In a video released by Hyperstealth a small piece of material is attached to the top of a miniature tank, meaning it is unable to be seen from above, and they show it off by hiding a range of things, from people to jets – as you can see for yourself.
In another, inventor and Hyperstealth CEO Guy Cramer demonstrates the material when covering a handheld riot shield. When held close to the body Kramer’s distorted torso is still visible, but when held out at arm’s length it vanishes into the background. While still in development, with obvious distortion when looking at the material, Quantum Stealth has also been demonstrated to hide targets in the infrared, ultraviolet and thermal spectrum’s too.
“One piece of Quantum Stealth can work in any environment in any season at any time of the day or night, something no other camouflage is capable of,” said Cramer.
The material has been in development for several years now but the patent application by Hyperstealth, which has provided traditional camouflage for armies in Afghanistan, Chile and Jordan, now means that it’s a step closer to being mass manufactured for the world’s militaries and Harry Potter fans.
Hyperstealth are obviously not the only company looking at bringing invisibility cloaking from science-fiction into the real world. Late last year declassified papers from the US military revealed research including invisibility cloaks, and in 2016, British troops took part in a field-trial of similar high-tech camouflage material called Vatec, developed by MIT.
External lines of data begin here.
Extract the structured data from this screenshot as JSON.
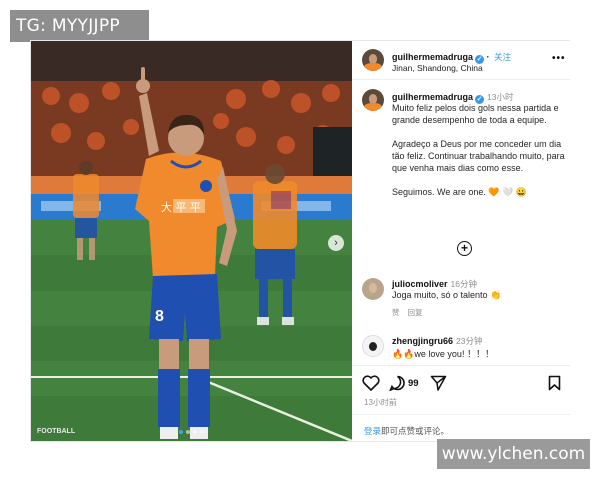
{
  "watermark": {
    "tag": "TG: MYYJJPP",
    "site": "www.ylchen.com"
  },
  "photo": {
    "credit": "FOOTBALL",
    "shirt_text": "大 平 平",
    "shirt_number": "8",
    "carousel_next": "›",
    "colors": {
      "kit": "#f08a2c",
      "shorts": "#1f4fb0",
      "pitch": "#3e7a3a"
    }
  },
  "header": {
    "username": "guilhermemadruga",
    "verified_mark": "✓",
    "follow_label": "关注",
    "location": "Jinan, Shandong, China",
    "more_icon": "•••"
  },
  "caption": {
    "username": "guilhermemadruga",
    "time": "13小时",
    "text": "Muito feliz pelos dois gols nessa partida e grande desempenho de toda a equipe.\n\nAgradeço a Deus por me conceder um dia tão feliz. Continuar trabalhando muito, para que venha mais dias como esse.\n\nSeguimos. We are one. 🧡 🤍 😀"
  },
  "add_comment_icon": "+",
  "comments": [
    {
      "username": "juliocmoliver",
      "time": "16分钟",
      "text": "Joga muito, só o talento 👏",
      "like_label": "赞",
      "reply_label": "回复"
    },
    {
      "username": "zhengjingru66",
      "time": "23分钟",
      "text": "🔥🔥we love you! ！！！"
    }
  ],
  "actions": {
    "likes_count": "99",
    "post_time": "13小时前"
  },
  "login_prompt": {
    "link": "登录",
    "text": "即可点赞或评论。"
  },
  "icons": {
    "like": "heart-icon",
    "comment": "comment-icon",
    "share": "share-icon",
    "save": "bookmark-icon",
    "more": "more-icon",
    "add": "add-circle-icon"
  }
}
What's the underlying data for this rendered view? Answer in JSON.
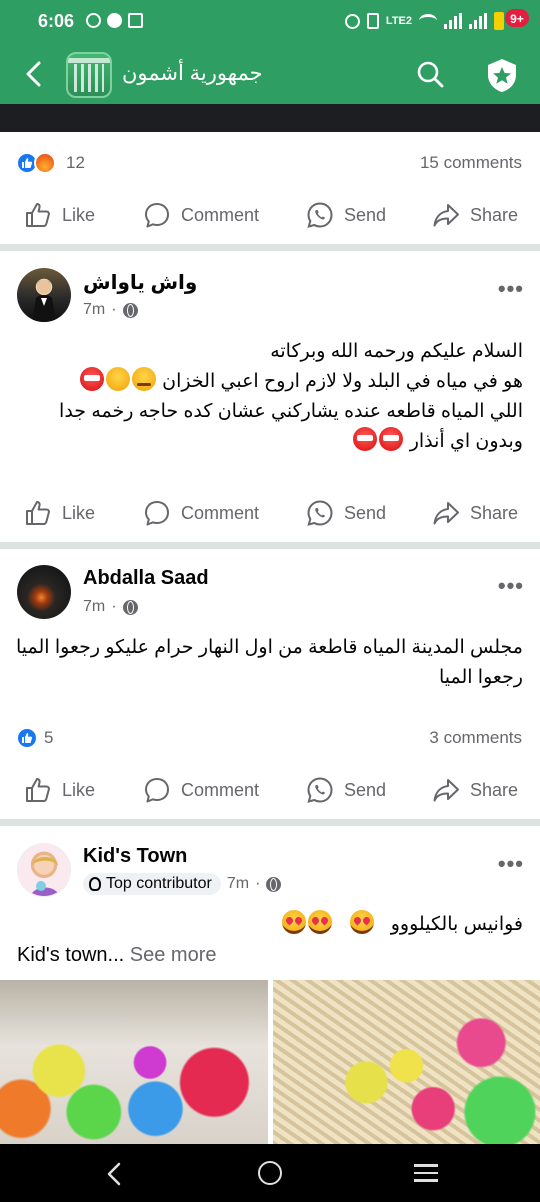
{
  "status_bar": {
    "time": "6:06",
    "lte_label": "LTE2"
  },
  "app_bar": {
    "title": "جمهورية أشمون",
    "notification_badge": "9+"
  },
  "top_post_footer": {
    "reaction_count": "12",
    "comments": "15 comments"
  },
  "actions": {
    "like": "Like",
    "comment": "Comment",
    "send": "Send",
    "share": "Share"
  },
  "posts": [
    {
      "author": "واش ياواش",
      "time": "7m",
      "lines": [
        "السلام عليكم ورحمه الله وبركاته",
        "هو في مياه في البلد ولا لازم اروح اعبي الخزان",
        "اللي المياه قاطعه عنده يشاركني عشان كده حاجه رخمه جدا",
        "وبدون اي أنذار"
      ]
    },
    {
      "author": "Abdalla Saad",
      "time": "7m",
      "lines": [
        "مجلس المدينة المياه قاطعة من اول النهار حرام عليكو رجعوا الميا",
        "رجعوا الميا"
      ],
      "reaction_count": "5",
      "comments": "3 comments"
    },
    {
      "author": "Kid's Town",
      "badge": "Top contributor",
      "time": "7m",
      "line": "فوانيس بالكيلووو",
      "preview": "Kid's town...",
      "see_more": "See more"
    }
  ],
  "colors": {
    "brand_green": "#2e9e62",
    "like_blue": "#1877f2",
    "badge_red": "#e41e3f"
  },
  "icons": [
    "back-arrow-icon",
    "search-icon",
    "shield-star-icon",
    "like-icon",
    "comment-icon",
    "whatsapp-icon",
    "share-icon",
    "globe-icon",
    "more-icon"
  ]
}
As for now though if you were one of those parents that paid northwards of £80 for a Harry Potter invisibility cloak for your children for Christmas like some of the parents I know then soon you might be able to get your hands on the real deal…